In a country of light, where I’m dying
in a white house by a blue bay,
I’m not sad, I have a book
from the Marcin Kukhta press.
Worked nights. Read
informers’ reports, personal files.
In a hurry signed sentences.
Sighed. Drank wine.In the morning gave soldiers vodka.
In the evening, by candlelight
called the roll, men and women.
Herded them into a dark courtyard.Took off their shoes, underwear, clothing.
Loaded them into carts. Sent off.
Shared watches and rings.In the night huddled them barefoot, naked,
over ice-cold stones,
in the north-west wind
into the waste land.Huddled with clubs to the edge of a cliff.
Lit with a flashlight.
For half a minute machine-guns worked.
Finished up with bayonets.Dumped the barely dead into a hole.
Buried in a hurry.
Then with a sweeping Russian song
returned to the city.Before dawn, staggered to the same hills
wives, mothers, dogs.
Dug the ground. Fought for the bones.
Kissed dear flesh.

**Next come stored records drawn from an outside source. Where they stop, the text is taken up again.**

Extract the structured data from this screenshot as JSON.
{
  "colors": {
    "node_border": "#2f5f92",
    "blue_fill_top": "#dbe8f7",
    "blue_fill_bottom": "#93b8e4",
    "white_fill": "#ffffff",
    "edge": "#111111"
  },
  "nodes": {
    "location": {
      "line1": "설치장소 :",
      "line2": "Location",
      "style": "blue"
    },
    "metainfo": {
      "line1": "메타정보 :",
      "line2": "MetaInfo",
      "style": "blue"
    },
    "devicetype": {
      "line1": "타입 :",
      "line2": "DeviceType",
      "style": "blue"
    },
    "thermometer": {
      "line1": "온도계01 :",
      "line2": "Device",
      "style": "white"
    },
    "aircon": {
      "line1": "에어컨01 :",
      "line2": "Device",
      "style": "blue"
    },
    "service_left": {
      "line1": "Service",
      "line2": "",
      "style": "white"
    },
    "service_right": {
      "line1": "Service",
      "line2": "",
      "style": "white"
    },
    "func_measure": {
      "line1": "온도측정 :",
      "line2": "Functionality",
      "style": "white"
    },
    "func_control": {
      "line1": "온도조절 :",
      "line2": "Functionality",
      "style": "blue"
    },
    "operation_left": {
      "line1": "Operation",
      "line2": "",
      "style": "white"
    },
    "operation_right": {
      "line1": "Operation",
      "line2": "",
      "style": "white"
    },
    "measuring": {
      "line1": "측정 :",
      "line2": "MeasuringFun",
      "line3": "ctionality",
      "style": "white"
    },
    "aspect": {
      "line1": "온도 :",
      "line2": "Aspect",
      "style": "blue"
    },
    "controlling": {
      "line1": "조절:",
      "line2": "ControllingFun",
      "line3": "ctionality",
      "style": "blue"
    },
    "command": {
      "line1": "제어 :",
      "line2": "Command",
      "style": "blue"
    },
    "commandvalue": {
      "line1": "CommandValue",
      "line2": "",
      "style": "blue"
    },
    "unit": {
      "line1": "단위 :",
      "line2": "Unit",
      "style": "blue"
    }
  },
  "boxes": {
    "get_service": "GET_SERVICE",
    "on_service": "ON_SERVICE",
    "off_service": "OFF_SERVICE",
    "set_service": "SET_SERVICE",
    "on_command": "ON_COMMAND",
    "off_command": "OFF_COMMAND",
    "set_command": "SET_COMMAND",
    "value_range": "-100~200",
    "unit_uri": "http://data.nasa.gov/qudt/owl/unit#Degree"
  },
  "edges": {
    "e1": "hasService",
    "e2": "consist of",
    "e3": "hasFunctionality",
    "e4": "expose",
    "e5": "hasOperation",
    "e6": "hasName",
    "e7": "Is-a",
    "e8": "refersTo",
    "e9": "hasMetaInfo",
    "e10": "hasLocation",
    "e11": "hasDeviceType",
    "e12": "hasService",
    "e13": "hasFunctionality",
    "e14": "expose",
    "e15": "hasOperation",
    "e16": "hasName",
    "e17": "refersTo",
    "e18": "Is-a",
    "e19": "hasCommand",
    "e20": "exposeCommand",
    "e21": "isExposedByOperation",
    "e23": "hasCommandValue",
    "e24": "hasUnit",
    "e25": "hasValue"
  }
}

Posted in From Poetry Magazine on Monday, March 31st, 2014 byValzhyna Mort